*** Source material Section Begins ***

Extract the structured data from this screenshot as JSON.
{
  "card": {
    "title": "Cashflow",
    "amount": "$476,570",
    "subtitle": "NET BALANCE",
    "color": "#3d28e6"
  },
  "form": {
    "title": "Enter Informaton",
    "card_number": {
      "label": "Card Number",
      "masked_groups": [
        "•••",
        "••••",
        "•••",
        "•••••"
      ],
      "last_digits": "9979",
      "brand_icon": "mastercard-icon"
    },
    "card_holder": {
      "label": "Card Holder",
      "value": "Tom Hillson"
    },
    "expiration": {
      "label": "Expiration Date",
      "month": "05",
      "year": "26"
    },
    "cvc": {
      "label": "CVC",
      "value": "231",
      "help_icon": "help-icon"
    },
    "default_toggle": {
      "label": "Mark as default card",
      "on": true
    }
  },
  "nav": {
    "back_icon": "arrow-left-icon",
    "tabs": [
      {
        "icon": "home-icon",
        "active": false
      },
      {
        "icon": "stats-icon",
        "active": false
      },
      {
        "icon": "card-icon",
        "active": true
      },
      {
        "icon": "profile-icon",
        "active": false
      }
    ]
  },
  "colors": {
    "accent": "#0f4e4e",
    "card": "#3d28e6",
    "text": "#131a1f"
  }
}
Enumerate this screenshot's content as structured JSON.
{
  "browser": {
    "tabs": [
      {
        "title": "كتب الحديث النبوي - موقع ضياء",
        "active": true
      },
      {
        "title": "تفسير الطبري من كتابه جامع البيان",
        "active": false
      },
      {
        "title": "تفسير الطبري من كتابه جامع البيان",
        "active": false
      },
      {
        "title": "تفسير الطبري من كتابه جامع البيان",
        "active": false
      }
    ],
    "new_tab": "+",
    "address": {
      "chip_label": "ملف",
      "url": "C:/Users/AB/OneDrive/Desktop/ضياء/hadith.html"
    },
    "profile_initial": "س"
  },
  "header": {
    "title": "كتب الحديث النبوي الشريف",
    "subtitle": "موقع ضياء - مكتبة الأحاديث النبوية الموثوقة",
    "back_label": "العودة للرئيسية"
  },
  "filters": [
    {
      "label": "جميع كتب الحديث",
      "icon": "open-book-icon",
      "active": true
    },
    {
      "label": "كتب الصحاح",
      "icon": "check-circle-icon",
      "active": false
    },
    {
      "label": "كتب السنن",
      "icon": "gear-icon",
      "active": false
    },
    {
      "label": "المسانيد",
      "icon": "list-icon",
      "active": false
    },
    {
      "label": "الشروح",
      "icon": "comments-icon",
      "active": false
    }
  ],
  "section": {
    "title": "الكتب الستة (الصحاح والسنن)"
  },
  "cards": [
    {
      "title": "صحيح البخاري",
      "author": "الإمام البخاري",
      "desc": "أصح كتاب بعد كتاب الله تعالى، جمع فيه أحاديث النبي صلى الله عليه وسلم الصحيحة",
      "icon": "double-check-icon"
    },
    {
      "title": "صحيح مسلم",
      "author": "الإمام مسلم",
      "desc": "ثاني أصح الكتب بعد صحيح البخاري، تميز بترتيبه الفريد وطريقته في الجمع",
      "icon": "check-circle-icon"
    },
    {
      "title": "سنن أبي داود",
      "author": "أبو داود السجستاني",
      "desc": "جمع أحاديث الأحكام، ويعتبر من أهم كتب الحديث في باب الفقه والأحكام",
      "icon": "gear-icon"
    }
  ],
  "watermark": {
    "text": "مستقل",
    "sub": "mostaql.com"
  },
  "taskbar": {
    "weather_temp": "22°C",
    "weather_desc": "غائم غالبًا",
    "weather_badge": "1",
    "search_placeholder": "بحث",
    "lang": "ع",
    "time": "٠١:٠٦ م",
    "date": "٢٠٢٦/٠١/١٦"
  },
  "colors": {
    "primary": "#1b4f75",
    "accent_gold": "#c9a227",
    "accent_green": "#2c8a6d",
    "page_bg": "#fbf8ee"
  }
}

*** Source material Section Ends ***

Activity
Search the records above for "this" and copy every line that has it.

Solved exercise
Extract the structured data from this screenshot as JSON.
Enumerate this screenshot's content as structured JSON.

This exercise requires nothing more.